Task objective >>
The copy must match the data below line for line and contain no images.

(Supplied data)

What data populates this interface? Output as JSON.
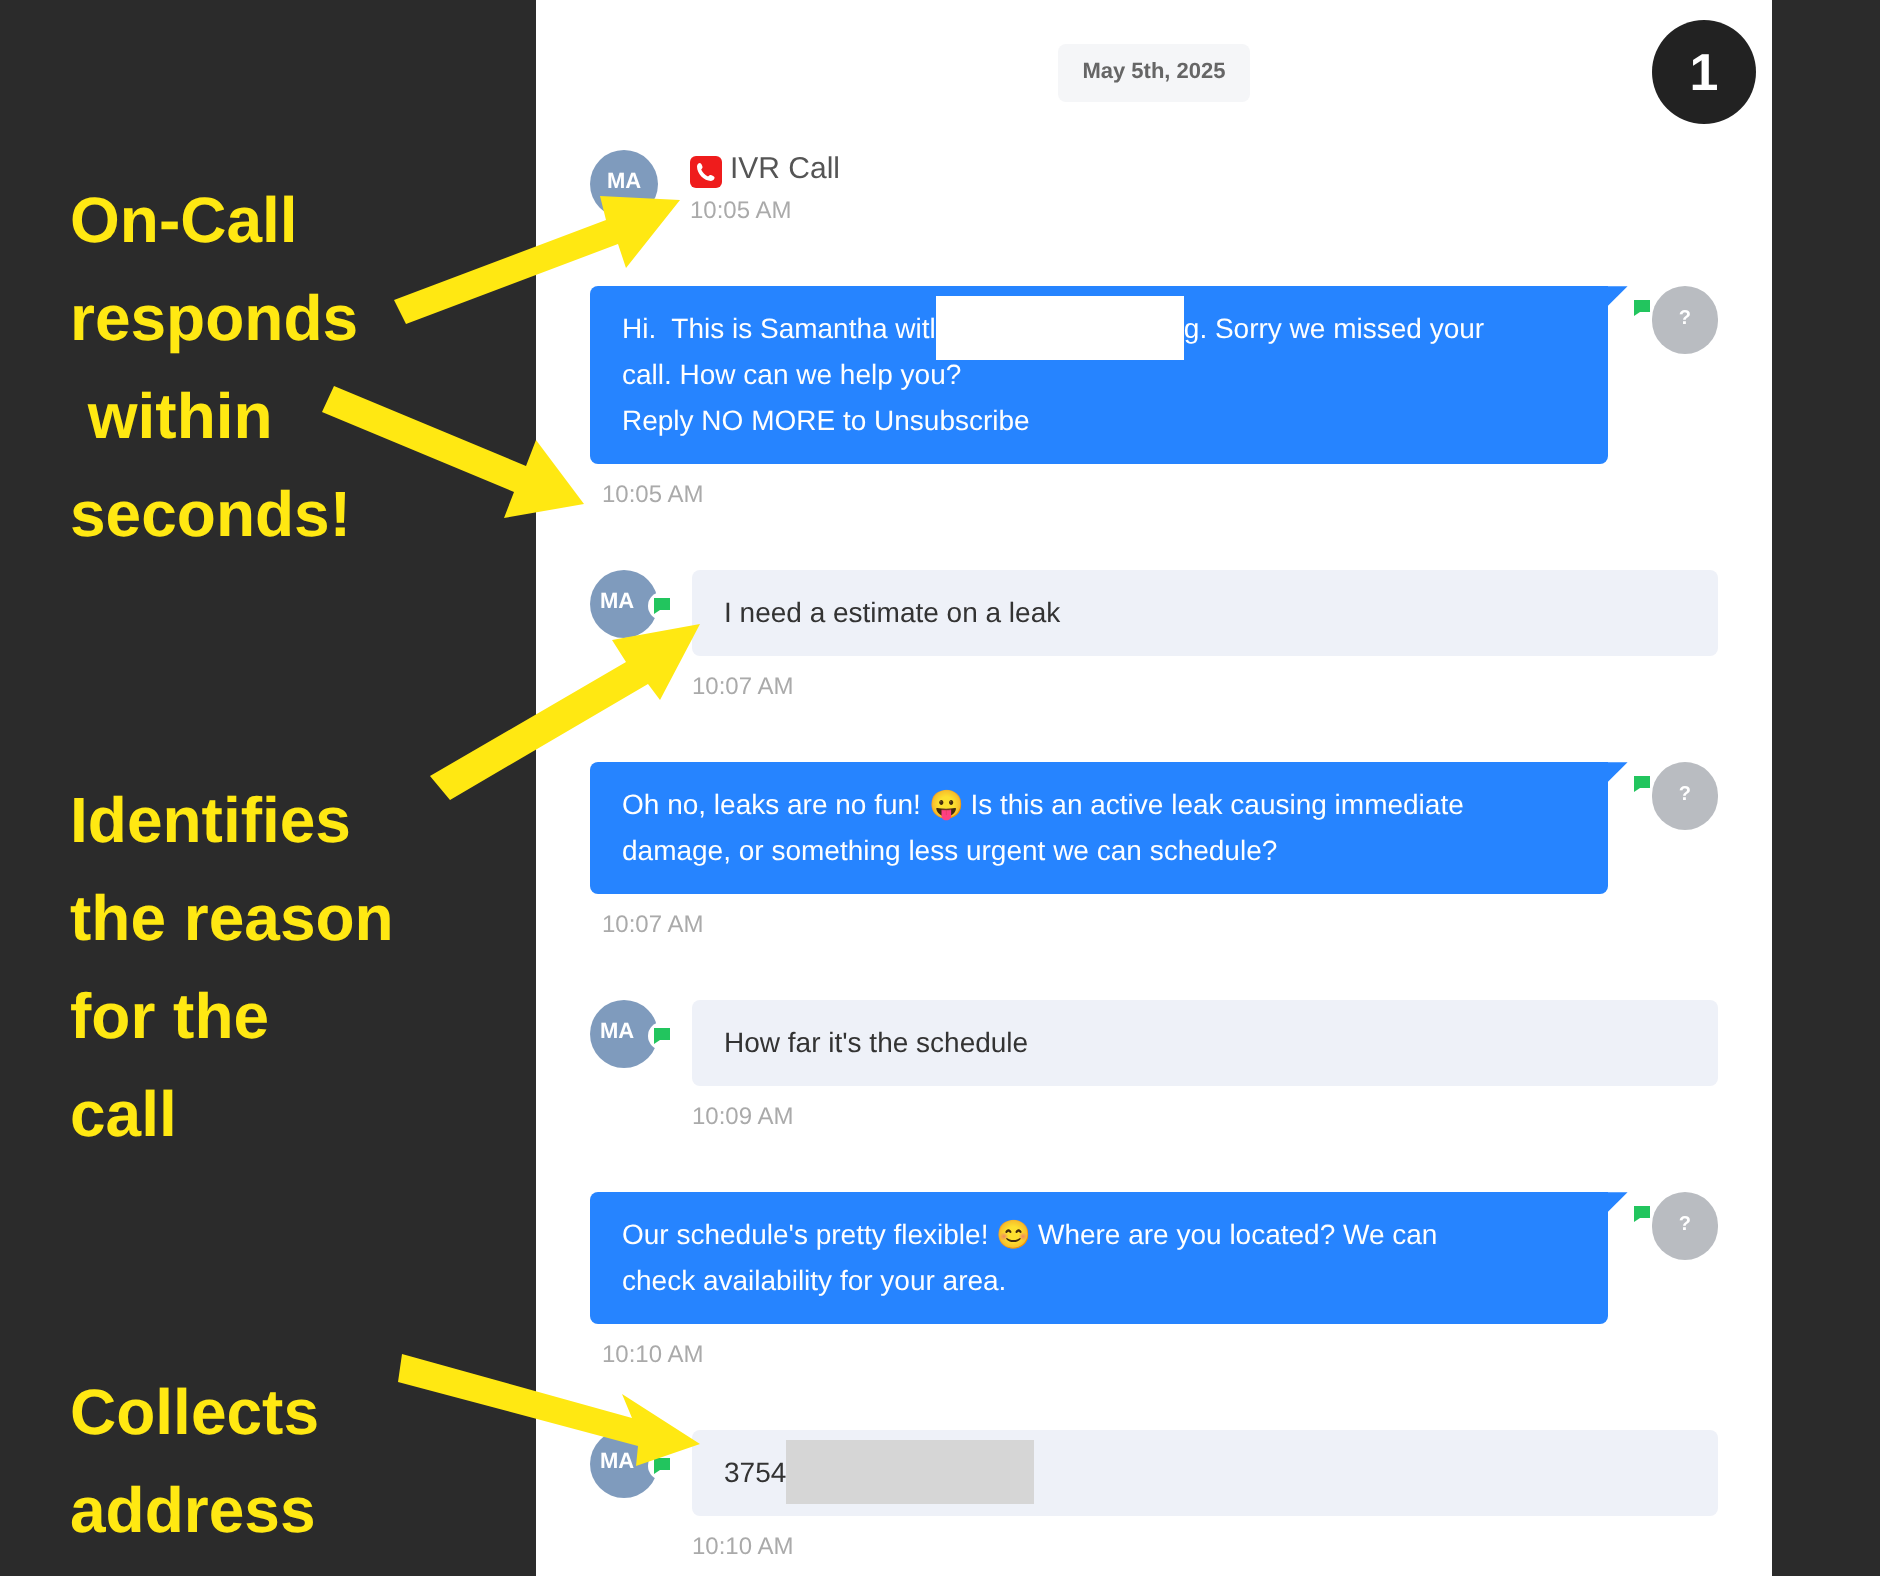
{
  "badge": "1",
  "annotations": [
    {
      "text": "On-Call\nresponds\n within\nseconds!"
    },
    {
      "text": "Identifies\nthe reason\nfor the\ncall"
    },
    {
      "text": "Collects\naddress"
    }
  ],
  "date_chip": "May 5th, 2025",
  "messages": [
    {
      "kind": "call",
      "avatar": "MA",
      "title": "IVR Call",
      "time": "10:05 AM"
    },
    {
      "kind": "outgoing",
      "avatar": "?",
      "lines": [
        [
          {
            "kind": "text",
            "text": "Hi.  This is Samantha witl"
          },
          {
            "kind": "redaction"
          },
          {
            "kind": "text",
            "text": "g. Sorry we missed your"
          }
        ],
        [
          {
            "kind": "text",
            "text": "call. How can we help you?"
          }
        ],
        [
          {
            "kind": "text",
            "text": "Reply NO MORE to Unsubscribe"
          }
        ]
      ],
      "time": "10:05 AM"
    },
    {
      "kind": "incoming",
      "avatar": "MA",
      "lines": [
        [
          {
            "kind": "text",
            "text": "I need a estimate on a leak"
          }
        ]
      ],
      "time": "10:07 AM"
    },
    {
      "kind": "outgoing",
      "avatar": "?",
      "lines": [
        [
          {
            "kind": "text",
            "text": "Oh no, leaks are no fun! 😛 Is this an active leak causing immediate"
          }
        ],
        [
          {
            "kind": "text",
            "text": "damage, or something less urgent we can schedule?"
          }
        ]
      ],
      "time": "10:07 AM"
    },
    {
      "kind": "incoming",
      "avatar": "MA",
      "lines": [
        [
          {
            "kind": "text",
            "text": "How far it's the schedule"
          }
        ]
      ],
      "time": "10:09 AM"
    },
    {
      "kind": "outgoing",
      "avatar": "?",
      "lines": [
        [
          {
            "kind": "text",
            "text": "Our schedule's pretty flexible! 😊 Where are you located? We can"
          }
        ],
        [
          {
            "kind": "text",
            "text": "check availability for your area."
          }
        ]
      ],
      "time": "10:10 AM"
    },
    {
      "kind": "incoming",
      "avatar": "MA",
      "lines": [
        [
          {
            "kind": "text",
            "text": "3754"
          },
          {
            "kind": "redaction"
          }
        ]
      ],
      "time": "10:10 AM"
    }
  ]
}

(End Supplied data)

Exercise solution >>
What data populates this interface? Output as JSON.
{
  "badge": "1",
  "annotations": [
    {
      "text": "On-Call\nresponds\n within\nseconds!"
    },
    {
      "text": "Identifies\nthe reason\nfor the\ncall"
    },
    {
      "text": "Collects\naddress"
    }
  ],
  "date_chip": "May 5th, 2025",
  "messages": [
    {
      "kind": "call",
      "avatar": "MA",
      "title": "IVR Call",
      "time": "10:05 AM"
    },
    {
      "kind": "outgoing",
      "avatar": "?",
      "lines": [
        [
          {
            "kind": "text",
            "text": "Hi.  This is Samantha witl"
          },
          {
            "kind": "redaction"
          },
          {
            "kind": "text",
            "text": "g. Sorry we missed your"
          }
        ],
        [
          {
            "kind": "text",
            "text": "call. How can we help you?"
          }
        ],
        [
          {
            "kind": "text",
            "text": "Reply NO MORE to Unsubscribe"
          }
        ]
      ],
      "time": "10:05 AM"
    },
    {
      "kind": "incoming",
      "avatar": "MA",
      "lines": [
        [
          {
            "kind": "text",
            "text": "I need a estimate on a leak"
          }
        ]
      ],
      "time": "10:07 AM"
    },
    {
      "kind": "outgoing",
      "avatar": "?",
      "lines": [
        [
          {
            "kind": "text",
            "text": "Oh no, leaks are no fun! 😛 Is this an active leak causing immediate"
          }
        ],
        [
          {
            "kind": "text",
            "text": "damage, or something less urgent we can schedule?"
          }
        ]
      ],
      "time": "10:07 AM"
    },
    {
      "kind": "incoming",
      "avatar": "MA",
      "lines": [
        [
          {
            "kind": "text",
            "text": "How far it's the schedule"
          }
        ]
      ],
      "time": "10:09 AM"
    },
    {
      "kind": "outgoing",
      "avatar": "?",
      "lines": [
        [
          {
            "kind": "text",
            "text": "Our schedule's pretty flexible! 😊 Where are you located? We can"
          }
        ],
        [
          {
            "kind": "text",
            "text": "check availability for your area."
          }
        ]
      ],
      "time": "10:10 AM"
    },
    {
      "kind": "incoming",
      "avatar": "MA",
      "lines": [
        [
          {
            "kind": "text",
            "text": "3754"
          },
          {
            "kind": "redaction"
          }
        ]
      ],
      "time": "10:10 AM"
    }
  ]
}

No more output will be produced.